— TASK DESCRIPTION —
Output all of the data exactly, keeping any images out of the copy.

======== RECORDS TO USE

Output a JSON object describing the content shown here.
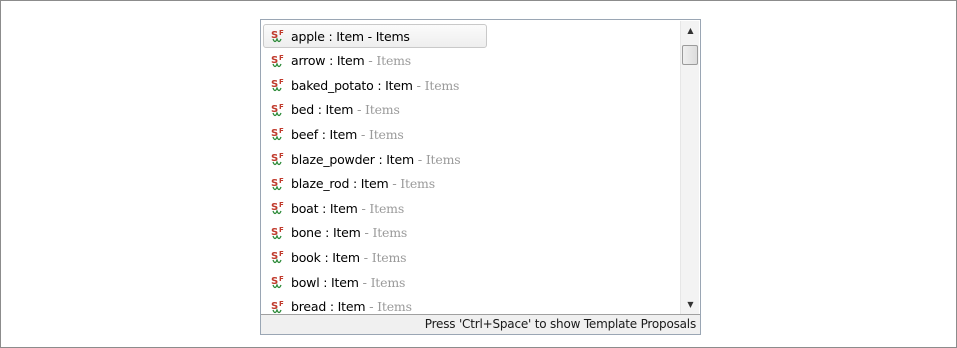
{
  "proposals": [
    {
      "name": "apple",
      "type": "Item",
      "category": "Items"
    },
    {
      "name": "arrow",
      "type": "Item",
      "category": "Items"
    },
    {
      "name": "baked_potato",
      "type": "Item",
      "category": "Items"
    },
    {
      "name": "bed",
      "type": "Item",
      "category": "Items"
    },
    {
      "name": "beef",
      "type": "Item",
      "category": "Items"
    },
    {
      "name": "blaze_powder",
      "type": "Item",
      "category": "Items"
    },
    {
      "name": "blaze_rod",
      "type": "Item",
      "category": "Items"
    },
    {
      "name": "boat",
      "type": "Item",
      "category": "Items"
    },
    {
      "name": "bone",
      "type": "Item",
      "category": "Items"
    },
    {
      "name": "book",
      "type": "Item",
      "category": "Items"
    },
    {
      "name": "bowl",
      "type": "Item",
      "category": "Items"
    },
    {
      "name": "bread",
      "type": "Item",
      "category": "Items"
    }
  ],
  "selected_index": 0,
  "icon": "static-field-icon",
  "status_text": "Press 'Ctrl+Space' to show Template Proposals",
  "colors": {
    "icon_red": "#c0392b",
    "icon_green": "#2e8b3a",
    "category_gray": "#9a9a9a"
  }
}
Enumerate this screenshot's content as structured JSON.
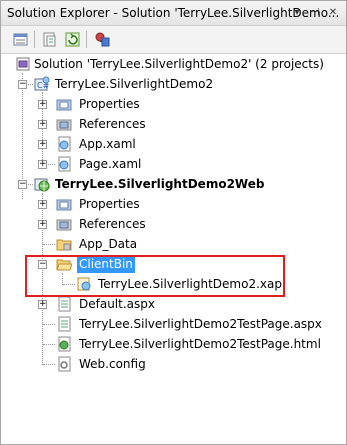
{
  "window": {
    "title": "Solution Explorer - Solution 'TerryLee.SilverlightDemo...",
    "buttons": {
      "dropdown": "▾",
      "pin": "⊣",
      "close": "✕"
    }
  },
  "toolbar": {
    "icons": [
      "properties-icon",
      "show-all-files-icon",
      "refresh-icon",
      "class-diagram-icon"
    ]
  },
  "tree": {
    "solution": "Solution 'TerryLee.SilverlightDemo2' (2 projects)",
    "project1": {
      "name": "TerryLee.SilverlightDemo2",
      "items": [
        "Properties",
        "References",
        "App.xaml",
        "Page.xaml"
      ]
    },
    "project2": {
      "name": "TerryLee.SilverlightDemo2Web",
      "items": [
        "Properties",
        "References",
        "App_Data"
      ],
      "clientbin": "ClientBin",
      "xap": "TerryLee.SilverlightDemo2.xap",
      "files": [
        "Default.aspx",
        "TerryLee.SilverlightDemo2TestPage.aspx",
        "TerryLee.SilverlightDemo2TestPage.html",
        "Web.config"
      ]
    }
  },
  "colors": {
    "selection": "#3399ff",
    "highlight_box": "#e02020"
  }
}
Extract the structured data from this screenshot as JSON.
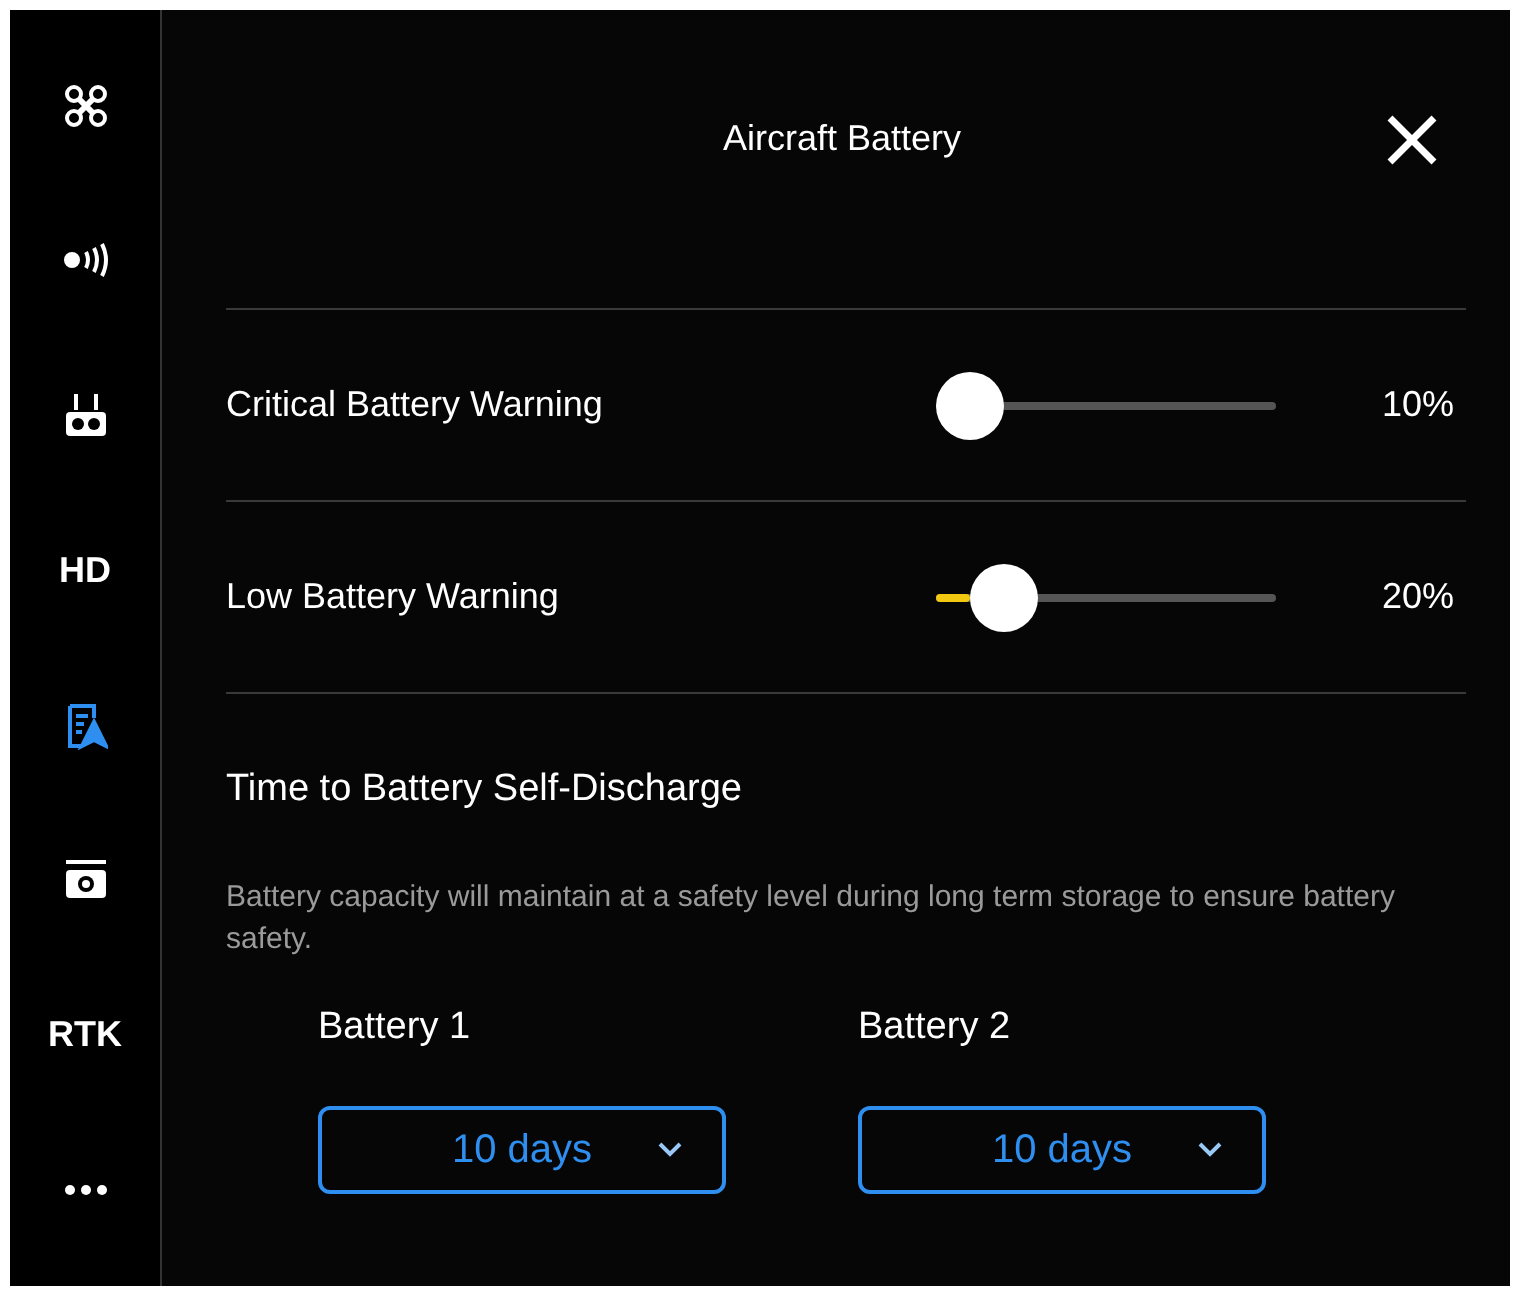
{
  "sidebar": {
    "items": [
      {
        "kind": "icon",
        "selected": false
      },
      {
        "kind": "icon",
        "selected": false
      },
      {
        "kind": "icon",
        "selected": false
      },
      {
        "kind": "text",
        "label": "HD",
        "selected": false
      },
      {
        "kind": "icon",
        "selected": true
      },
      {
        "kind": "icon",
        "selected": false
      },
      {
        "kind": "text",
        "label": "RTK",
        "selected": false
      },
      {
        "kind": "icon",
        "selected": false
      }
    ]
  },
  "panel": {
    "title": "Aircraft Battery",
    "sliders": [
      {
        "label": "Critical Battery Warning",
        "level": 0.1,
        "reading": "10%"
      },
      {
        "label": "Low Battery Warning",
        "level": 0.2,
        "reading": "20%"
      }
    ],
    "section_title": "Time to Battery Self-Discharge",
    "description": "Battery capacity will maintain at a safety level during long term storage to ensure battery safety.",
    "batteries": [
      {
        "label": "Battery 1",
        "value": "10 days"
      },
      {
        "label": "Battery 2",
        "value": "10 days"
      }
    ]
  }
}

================

— WRITTEN REPLY —
Output a JSON object describing the content shown here.
{
  "proposals": [
    {
      "name": "apple",
      "type": "Item",
      "category": "Items"
    },
    {
      "name": "arrow",
      "type": "Item",
      "category": "Items"
    },
    {
      "name": "baked_potato",
      "type": "Item",
      "category": "Items"
    },
    {
      "name": "bed",
      "type": "Item",
      "category": "Items"
    },
    {
      "name": "beef",
      "type": "Item",
      "category": "Items"
    },
    {
      "name": "blaze_powder",
      "type": "Item",
      "category": "Items"
    },
    {
      "name": "blaze_rod",
      "type": "Item",
      "category": "Items"
    },
    {
      "name": "boat",
      "type": "Item",
      "category": "Items"
    },
    {
      "name": "bone",
      "type": "Item",
      "category": "Items"
    },
    {
      "name": "book",
      "type": "Item",
      "category": "Items"
    },
    {
      "name": "bowl",
      "type": "Item",
      "category": "Items"
    },
    {
      "name": "bread",
      "type": "Item",
      "category": "Items"
    }
  ],
  "selected_index": 0,
  "icon": "static-field-icon",
  "status_text": "Press 'Ctrl+Space' to show Template Proposals",
  "colors": {
    "icon_red": "#c0392b",
    "icon_green": "#2e8b3a",
    "category_gray": "#9a9a9a"
  }
}
Enumerate this screenshot's content as structured JSON.
{
  "window": {
    "title": "Solution Explorer - Solution 'TerryLee.SilverlightDemo...",
    "buttons": {
      "dropdown": "▾",
      "pin": "⊣",
      "close": "✕"
    }
  },
  "toolbar": {
    "icons": [
      "properties-icon",
      "show-all-files-icon",
      "refresh-icon",
      "class-diagram-icon"
    ]
  },
  "tree": {
    "solution": "Solution 'TerryLee.SilverlightDemo2' (2 projects)",
    "project1": {
      "name": "TerryLee.SilverlightDemo2",
      "items": [
        "Properties",
        "References",
        "App.xaml",
        "Page.xaml"
      ]
    },
    "project2": {
      "name": "TerryLee.SilverlightDemo2Web",
      "items": [
        "Properties",
        "References",
        "App_Data"
      ],
      "clientbin": "ClientBin",
      "xap": "TerryLee.SilverlightDemo2.xap",
      "files": [
        "Default.aspx",
        "TerryLee.SilverlightDemo2TestPage.aspx",
        "TerryLee.SilverlightDemo2TestPage.html",
        "Web.config"
      ]
    }
  },
  "colors": {
    "selection": "#3399ff",
    "highlight_box": "#e02020"
  }
}
Extract the structured data from this screenshot as JSON.
{
  "sidebar": {
    "items": [
      {
        "kind": "icon",
        "selected": false
      },
      {
        "kind": "icon",
        "selected": false
      },
      {
        "kind": "icon",
        "selected": false
      },
      {
        "kind": "text",
        "label": "HD",
        "selected": false
      },
      {
        "kind": "icon",
        "selected": true
      },
      {
        "kind": "icon",
        "selected": false
      },
      {
        "kind": "text",
        "label": "RTK",
        "selected": false
      },
      {
        "kind": "icon",
        "selected": false
      }
    ]
  },
  "panel": {
    "title": "Aircraft Battery",
    "sliders": [
      {
        "label": "Critical Battery Warning",
        "level": 0.1,
        "reading": "10%"
      },
      {
        "label": "Low Battery Warning",
        "level": 0.2,
        "reading": "20%"
      }
    ],
    "section_title": "Time to Battery Self-Discharge",
    "description": "Battery capacity will maintain at a safety level during long term storage to ensure battery safety.",
    "batteries": [
      {
        "label": "Battery 1",
        "value": "10 days"
      },
      {
        "label": "Battery 2",
        "value": "10 days"
      }
    ]
  }
}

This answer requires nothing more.